Hall Caine

Without a doubt the greatest novelist that the Isle of Man has ever known, Hall Caine was once considered the equal of Tolstoy; he was the best-selling novelist on both sides of the Atlantic; he was mobbed on the streets of New York; and upon his death his family received condolences from King George V and the Prime Minister. It would be hard to overestimate the importance of Hall Caine in the literary history of the Isle of Man.

Despite eventually becoming “the Manx novelist”, Thomas Henry Hall Caine was born in England on 14 May 1853 to a Manx father and Cumbrian mother. Raised in working-class Toxteth, Liverpool, his childhood was hard and blighted by poverty, disease and death. After only four years in school (the most his family could afford), Caine served as an apprentice architect before going to live with his uncle and aunt in Maughold. Whilst there he stood in for his sick uncle as a teacher in the school, at the same time as publishing many articles in the Manx newspapers. Once back in Liverpool again, Caine’s journalism eventually led to a friendship with the poet and artist Dante Gabriel Rossetti in London. It was after Rossetti’s drug-accelerated death in 1882 that Caine began his first attempts at making a living by fiction. After two early novels and the short She’s All The World To Me, Caine surprised even himself when The Deemster was released to almost universal success and praise. This trend continued through his subsequent novels, reaching its peak with The Manxman in 1894.

Caine used his novels as a means to teach and improve his readers. His moralistic and Romantic novels pitched the protagonists against the corruptions of “passion”, a battle only ever won through punishment and atonement. His novels addressed some of the most important and pressing issues of the day, challenging and outraging by their investigations of the place of women in society, the hierocracy of modern society, the pervasiveness of sin, the nature of justice and much else besides. Another great draw of Caine’s novels was their highly eventful and melodramatic plots including murder, madness, revolution, execution, shipwreck, death-bed reunions, volcanic eruptions, riots, suicide, prison-breaks and a lot of swooning.

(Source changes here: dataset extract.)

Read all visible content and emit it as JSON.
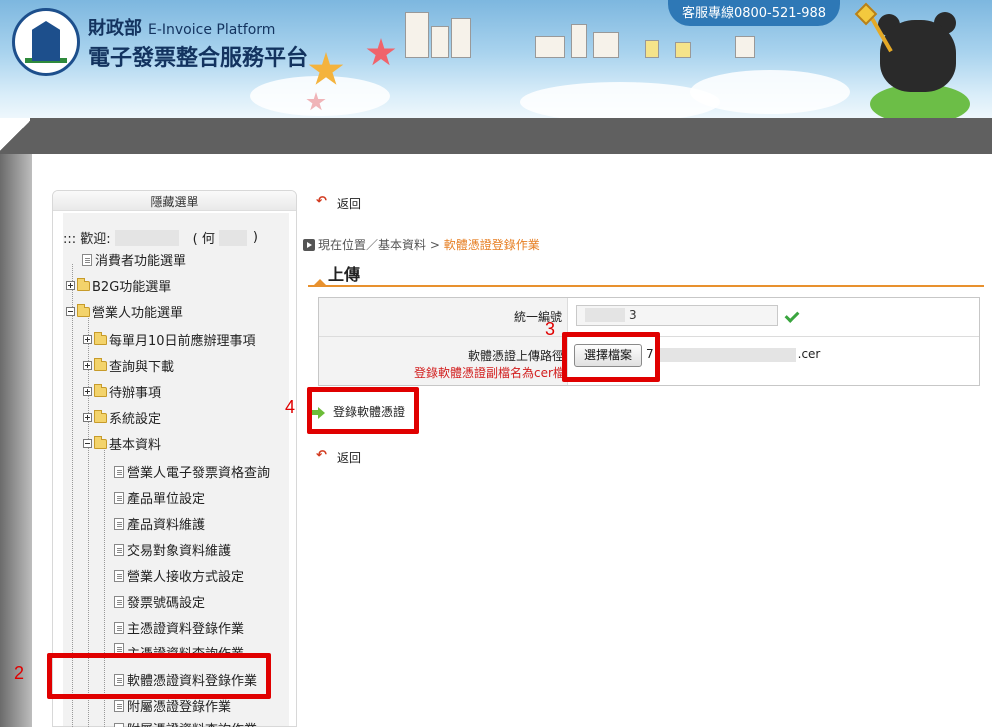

It was this style of Caine’s writing that saw him fall from favour from the publication of The Christian onwards, as the 20th century brought literary tastes entirely opposed to Caine’s then “old-fashioned” works. As he passed through World War I and into his 70s he became increasingly weary of a world that cared little for his writing. He died on 31 August 1931.

A key part of Hall Caine’s fame as a person and as a writer is his connection to the Isle of Man. Although Caine was ever-keen to emphasise (and sometimes over-emphasise) his Manx credentials, his relationship with the Island was always strained. The hostile reaction that he often met from the Manx was partly due to his own elevated personality and also, importantly, due to his painting of Manx characters that included immoral drunkards and women capable of sleeping with a man without having married him. This encouraged the Manx to emphasise Caine’s English birth and the sometimes startling inaccuracies in his novels, despite living for 38 years at Greeba Castle and, most importantly, his genuine love of the Isle of Man:

“I can only say in a last word that if I have any claim to the attention of the time it is due first of all to my connection with the Isle of Man, and that whatever the faults and shortcomings of my own doings, or tryings-to-do, I shall be content if I can realize that because of anything I have done any native of this Island, at home or abroad, feels the national spirit more keenly and is stronger and prouder when he is called on to say “I am a Manxman.””

His novels represent some of the most vivid, exciting and challenging representations of the Isle of Man that exist in fiction. That a literary figure as successful, controversial and important in his day should have infused his work with a love of the Isle of Man makes it something of an obligation (and incidentally a pleasure) for Manx people to continue to sample and enjoy his writings today.

Works by Hall Caine